Klaskish River Overview

Posted April 21, 2005 | Categories : 129,Reports,Species List |

Original Purpose: To protect an outstanding estuary and adjacent alluvial forest in the
Hypermaritime subzone of the Coastal Western Hemlock Zone.

Physical: The reserve encloses the lower 1.5 km of the Klaskish River, the northern half of Klaskish Basin, alluvial lowlands along the river and in its estuary, and valley slopes to 30 m elevation west of Klaskish River and Basin and the 150 m level east of the river. Soils include Regosols in alluvial areas, Gleysols and Humisols in the inner estuary and Podzols on the uplands.

See the Complete PDF from BC parks website: klaskish

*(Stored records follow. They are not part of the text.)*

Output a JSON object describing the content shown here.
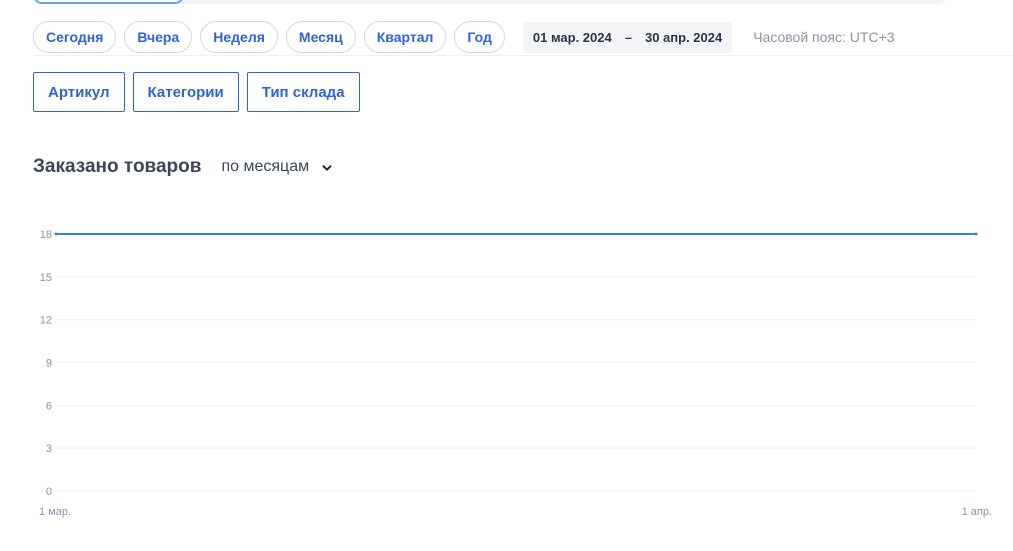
{
  "periods": [
    "Сегодня",
    "Вчера",
    "Неделя",
    "Месяц",
    "Квартал",
    "Год"
  ],
  "date_range": {
    "from": "01 мар. 2024",
    "separator": "–",
    "to": "30 апр. 2024"
  },
  "timezone": "Часовой пояс: UTC+3",
  "filters": [
    "Артикул",
    "Категории",
    "Тип склада"
  ],
  "chart_header": {
    "title": "Заказано товаров",
    "granularity": "по месяцам"
  },
  "colors": {
    "accent": "#2f63d6",
    "line": "#3b7de0",
    "grid": "#eef0f4"
  },
  "chart_data": {
    "type": "line",
    "x": [
      "1 мар.",
      "1 апр."
    ],
    "series": [
      {
        "values": [
          18,
          18
        ]
      }
    ],
    "y_ticks": [
      "0",
      "3",
      "6",
      "9",
      "12",
      "15",
      "18"
    ],
    "ylim": [
      0,
      18
    ],
    "grid": true,
    "title": "",
    "xlabel": "",
    "ylabel": ""
  }
}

Biological: The main feature of the reserve is the near-pristine estuary of the Klaskish River. This has formed at the upper end of Klaskish Basin, a steep-walled lagoon connected to Klaskish Inlet by a narrow channel. Marine communities dominated by eelgrass and rockweed occur in the lower intertidal zone. Three saltmarsh communities have been described on rich flats in the upper intertidal zone. The Lingbye’s sedge community is the most seaward of these, and is replaced toward the forest edge by tufted hairgrass-red fescue-silverweed- springbank clover brackish meadow.
Forest stands dominated by Sitka spruce occur on alluvial materials adjacent to the Klaskish River and estuary. Old-growth western hemlock-western redcedar and hemlock-amabilis fir associations, with blueberry, fern and moss understories, dominate the uplands.
Sitka spruce in this reserve are not of great stature as older specimens are subject to periodic blowdown. Evidence of a catastrophic blowdown that may have occurred 100 to 150 years ago is still seen in the form of large rotting logs on the ground.
At least one rare plant, the Western lilaeopsis is present. The native Olympia Oyster, of limited occurrence on the British Columbia coast, occurs in Klaskish Basin.
The estuary is important for wintering waterfowl, including Trumpeter Swans. Black-tailed Deer and Black Bears utilize the reserve and Roosevelt Elk were reported in the past. Significant runs of Chinook, Pink, Coho and Chum Salmon spawn in the Klaskish River, some of these within the reserve. The lower river and estuary provide important rearing habitat for juvenile salmonids.

Queen Charlotte avens  Red listed
Sea Otter Blue listed
Grey Whale Blue listed
smooth douglasia  Blue listed
three-forked mugwort  Blue listed
alp lily Blue listed
Bald Eagle
Black Oystercatcher
Calder’s lovage
Chinook Salmon
Chum Salmon
Coho Salmon
Pink Salmon
Trumpeter Swan
Great Blue Heron
Olympia Oyster*

Red listed Blue listedBlue listed Blue listed Blue listed
No status Blue listed


avens, Queen Charlotte (Geum schofieldii)
blueberry (Vaccinium spp.)
clover, springbank (Trifolium wormskjoldii)
douglasia, smooth (Douglasia laevigata var. ciliolata)
fescue, red (Festuca rubra ssp. rubra)
fir, amabilis (Abies amabilis)
hairgrass, tufted (Deschampsia cespitosa)
hemlock, western (Tsuga heterophylla)
lilaeopsis, Western (Lilaeopsis occidentalis)
lily, alp (Lloydia serotina)
lovage, Calder’s (Ligusticum caldera)
mugwort, three-forked (Artemisia furcata var. heterophylla)
redcedar, western (Thuja plicata)
sedge, Lyngbye’s (Carex lyngbyei ssp. cryptocarpa)
silverweed, coast (Potentilla egedii)
spruce, Sitka (Picea sitchensis)

Bear, American Black (Ursus americanus)
Deer, Black-tailed (Odocoileus hemionus ssp. hemionus)
Eagle, Bald (Haliaeetus leucocephalus)
Elk, Roosevelt (Cervus canadensis roosevelti)
Heron, Great Blue (Ardea herodias)
Otter, Sea (Enhydra lutris)
Oyster, Olympia (Ostrea conchaphila)
Oystercatcher, Black (Haematopus bachmani)
Salmon, Chinook (Oncorhynchus tshawytscha)
Salmon, Chum (Oncorhynchus keta)
Salmon, Coho (Oncorhynchus kisutch)
Salmon, Pink (Oncorhynchus gorbuscha)
Swan, Trumpeter (Cygnus buccinator)
Whale, Grey (Eschrichtius robustus)